The biggest challenges Notre Dame will face, according to Brey, fall on the defensive end, however. In particular, the speed and size of Michigan State’s front court will be perhaps the most challenging matchup the Irish defense has seen so far this season.

“The biggest fear, especially early in the game, is transition defense,” Brey said Tuesday. “They really get down the floor quick. We have not been tested in our transition [defense] … they run more on makes than they do on misses — big guys really sprinting the floor, and they’ve got fresh big guys in there all the time.

“And then rebounding the ball — can we keep it to one-and-done? We were able to do that against some athletic ability with LSU and Wichita State, so I’m encouraged, but it’ll be a heck of a challenge with all the size that they have.”

And on the other end of the court, the Irish will hope to play closer to their second-half performance — in which they shot 58 percent from the floor — than that of the first half — in which they shot just under 41 percent — against the Shockers in Maui.

“Offensively, we had a hard time figuring out what to do offensively against a great defensive team in Wichita State in the first half — how do we get into a better flow offensively? Because that can certainly help your defense if we’re flowing a little bit better on the offensive end,” Brey said.

In order to avoid getting off to that slow shooting start, the Irish will look to be more selective with their use of ball screens and look to avoid becoming stagnant when off the ball, senior guard Matt Farrell said.

“We’ve got to mix [our ball screens] up a little bit, flatten the defense, move them around a little bit and then sprint to a ball screen and see how that goes,” Farrell said. “We’ve just got to move better and talk better, but our defense is going to be big down there.”

But despite the challenges the Spartans pose, the Irish will head to the Breslin Center for Thursday’s 7 p.m. tipoff with plenty of confidence in their ability to win on the road — something they had even before taking the Maui crown.

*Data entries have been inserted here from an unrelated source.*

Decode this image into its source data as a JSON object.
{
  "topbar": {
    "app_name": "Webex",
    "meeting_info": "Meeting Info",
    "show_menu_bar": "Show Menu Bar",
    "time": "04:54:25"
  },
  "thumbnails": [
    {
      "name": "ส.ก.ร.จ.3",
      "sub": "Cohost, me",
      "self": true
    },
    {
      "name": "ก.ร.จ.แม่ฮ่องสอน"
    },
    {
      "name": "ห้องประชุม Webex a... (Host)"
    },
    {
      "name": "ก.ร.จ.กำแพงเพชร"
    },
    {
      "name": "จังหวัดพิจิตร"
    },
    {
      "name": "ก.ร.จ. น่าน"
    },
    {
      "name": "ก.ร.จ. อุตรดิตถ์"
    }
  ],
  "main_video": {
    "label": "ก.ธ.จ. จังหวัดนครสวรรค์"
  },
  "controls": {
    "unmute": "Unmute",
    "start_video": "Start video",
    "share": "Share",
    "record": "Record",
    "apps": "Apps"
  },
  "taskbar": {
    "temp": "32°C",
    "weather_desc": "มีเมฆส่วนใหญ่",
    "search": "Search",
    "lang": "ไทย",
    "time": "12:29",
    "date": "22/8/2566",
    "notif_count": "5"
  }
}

“There’s a confidence playing away from our building, starting with the DePaul win,” Brey said. “[Maui] was a good thing to do and have to get through tough stuff on the road right away. We played well away from our building, and this atmosphere will be as good as any one that we’ve played in. … It’s a great test of our road demeanor up there.”